▶ _Assigned task_: The entries that follow should be reproduced exactly, with no images carried over.

******

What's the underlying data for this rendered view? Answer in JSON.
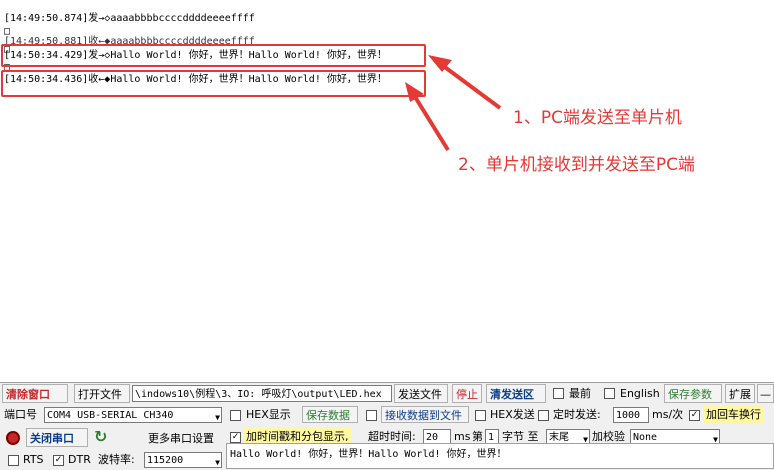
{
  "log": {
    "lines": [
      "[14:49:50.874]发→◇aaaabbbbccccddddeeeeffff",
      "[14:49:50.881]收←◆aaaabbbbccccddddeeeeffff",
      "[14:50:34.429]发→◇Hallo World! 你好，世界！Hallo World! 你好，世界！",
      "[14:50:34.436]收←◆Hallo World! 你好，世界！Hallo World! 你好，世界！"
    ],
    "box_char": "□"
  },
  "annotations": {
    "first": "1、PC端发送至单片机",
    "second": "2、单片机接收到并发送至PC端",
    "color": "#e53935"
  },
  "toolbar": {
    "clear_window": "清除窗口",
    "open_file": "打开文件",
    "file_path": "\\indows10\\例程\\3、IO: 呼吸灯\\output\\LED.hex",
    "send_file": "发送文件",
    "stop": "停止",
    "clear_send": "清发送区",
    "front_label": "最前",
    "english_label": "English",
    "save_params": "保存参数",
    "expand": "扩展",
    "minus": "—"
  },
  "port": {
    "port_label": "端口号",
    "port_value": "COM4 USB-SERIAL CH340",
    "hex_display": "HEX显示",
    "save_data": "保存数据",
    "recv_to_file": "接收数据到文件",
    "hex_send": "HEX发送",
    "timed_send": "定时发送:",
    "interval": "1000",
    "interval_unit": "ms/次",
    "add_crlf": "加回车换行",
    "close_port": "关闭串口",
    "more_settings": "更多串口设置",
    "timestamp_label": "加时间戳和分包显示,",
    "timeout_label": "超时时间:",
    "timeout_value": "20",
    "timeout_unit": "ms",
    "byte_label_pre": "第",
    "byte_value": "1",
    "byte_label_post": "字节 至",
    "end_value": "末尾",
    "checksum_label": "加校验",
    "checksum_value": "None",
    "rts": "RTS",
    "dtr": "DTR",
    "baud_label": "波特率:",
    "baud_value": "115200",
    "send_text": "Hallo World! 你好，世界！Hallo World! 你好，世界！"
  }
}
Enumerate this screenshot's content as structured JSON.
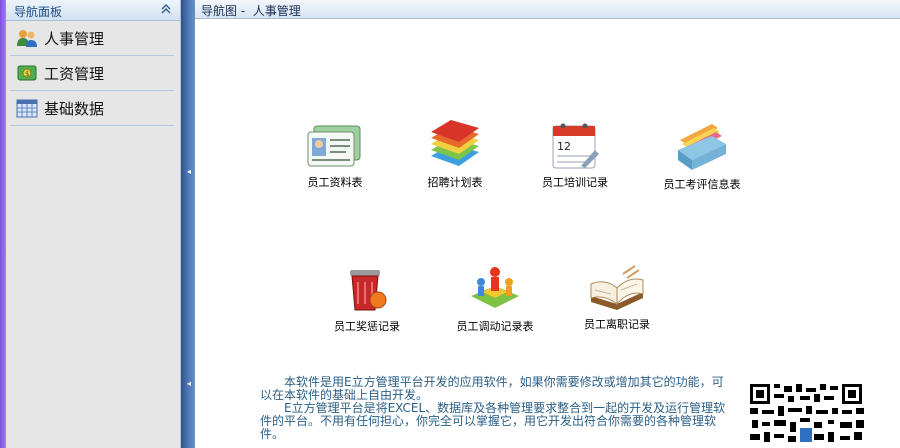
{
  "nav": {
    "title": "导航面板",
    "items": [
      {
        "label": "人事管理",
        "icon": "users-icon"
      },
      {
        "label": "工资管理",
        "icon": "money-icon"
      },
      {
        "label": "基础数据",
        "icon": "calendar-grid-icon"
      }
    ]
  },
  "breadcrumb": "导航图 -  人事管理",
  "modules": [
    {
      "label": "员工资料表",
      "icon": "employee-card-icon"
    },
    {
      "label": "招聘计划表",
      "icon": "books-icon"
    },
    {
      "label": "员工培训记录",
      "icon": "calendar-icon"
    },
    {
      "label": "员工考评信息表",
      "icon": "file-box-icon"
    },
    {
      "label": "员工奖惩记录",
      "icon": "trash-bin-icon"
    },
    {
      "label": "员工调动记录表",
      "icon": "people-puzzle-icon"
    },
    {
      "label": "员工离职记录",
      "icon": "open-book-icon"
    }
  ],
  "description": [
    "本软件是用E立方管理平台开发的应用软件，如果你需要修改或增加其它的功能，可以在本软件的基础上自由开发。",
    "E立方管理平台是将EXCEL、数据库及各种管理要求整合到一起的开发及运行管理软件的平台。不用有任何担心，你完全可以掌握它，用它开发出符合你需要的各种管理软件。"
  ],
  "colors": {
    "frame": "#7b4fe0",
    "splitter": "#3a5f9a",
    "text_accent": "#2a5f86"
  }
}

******

▶ _Reply to the exercise_:
What's the underlying data for this rendered view? Answer in JSON.
{
  "log": {
    "lines": [
      "[14:49:50.874]发→◇aaaabbbbccccddddeeeeffff",
      "[14:49:50.881]收←◆aaaabbbbccccddddeeeeffff",
      "[14:50:34.429]发→◇Hallo World! 你好，世界！Hallo World! 你好，世界！",
      "[14:50:34.436]收←◆Hallo World! 你好，世界！Hallo World! 你好，世界！"
    ],
    "box_char": "□"
  },
  "annotations": {
    "first": "1、PC端发送至单片机",
    "second": "2、单片机接收到并发送至PC端",
    "color": "#e53935"
  },
  "toolbar": {
    "clear_window": "清除窗口",
    "open_file": "打开文件",
    "file_path": "\\indows10\\例程\\3、IO: 呼吸灯\\output\\LED.hex",
    "send_file": "发送文件",
    "stop": "停止",
    "clear_send": "清发送区",
    "front_label": "最前",
    "english_label": "English",
    "save_params": "保存参数",
    "expand": "扩展",
    "minus": "—"
  },
  "port": {
    "port_label": "端口号",
    "port_value": "COM4 USB-SERIAL CH340",
    "hex_display": "HEX显示",
    "save_data": "保存数据",
    "recv_to_file": "接收数据到文件",
    "hex_send": "HEX发送",
    "timed_send": "定时发送:",
    "interval": "1000",
    "interval_unit": "ms/次",
    "add_crlf": "加回车换行",
    "close_port": "关闭串口",
    "more_settings": "更多串口设置",
    "timestamp_label": "加时间戳和分包显示,",
    "timeout_label": "超时时间:",
    "timeout_value": "20",
    "timeout_unit": "ms",
    "byte_label_pre": "第",
    "byte_value": "1",
    "byte_label_post": "字节 至",
    "end_value": "末尾",
    "checksum_label": "加校验",
    "checksum_value": "None",
    "rts": "RTS",
    "dtr": "DTR",
    "baud_label": "波特率:",
    "baud_value": "115200",
    "send_text": "Hallo World! 你好，世界！Hallo World! 你好，世界！"
  }
}
Enumerate this screenshot's content as structured JSON.
{
  "nav": {
    "title": "导航面板",
    "items": [
      {
        "label": "人事管理",
        "icon": "users-icon"
      },
      {
        "label": "工资管理",
        "icon": "money-icon"
      },
      {
        "label": "基础数据",
        "icon": "calendar-grid-icon"
      }
    ]
  },
  "breadcrumb": "导航图 -  人事管理",
  "modules": [
    {
      "label": "员工资料表",
      "icon": "employee-card-icon"
    },
    {
      "label": "招聘计划表",
      "icon": "books-icon"
    },
    {
      "label": "员工培训记录",
      "icon": "calendar-icon"
    },
    {
      "label": "员工考评信息表",
      "icon": "file-box-icon"
    },
    {
      "label": "员工奖惩记录",
      "icon": "trash-bin-icon"
    },
    {
      "label": "员工调动记录表",
      "icon": "people-puzzle-icon"
    },
    {
      "label": "员工离职记录",
      "icon": "open-book-icon"
    }
  ],
  "description": [
    "本软件是用E立方管理平台开发的应用软件，如果你需要修改或增加其它的功能，可以在本软件的基础上自由开发。",
    "E立方管理平台是将EXCEL、数据库及各种管理要求整合到一起的开发及运行管理软件的平台。不用有任何担心，你完全可以掌握它，用它开发出符合你需要的各种管理软件。"
  ],
  "colors": {
    "frame": "#7b4fe0",
    "splitter": "#3a5f9a",
    "text_accent": "#2a5f86"
  }
}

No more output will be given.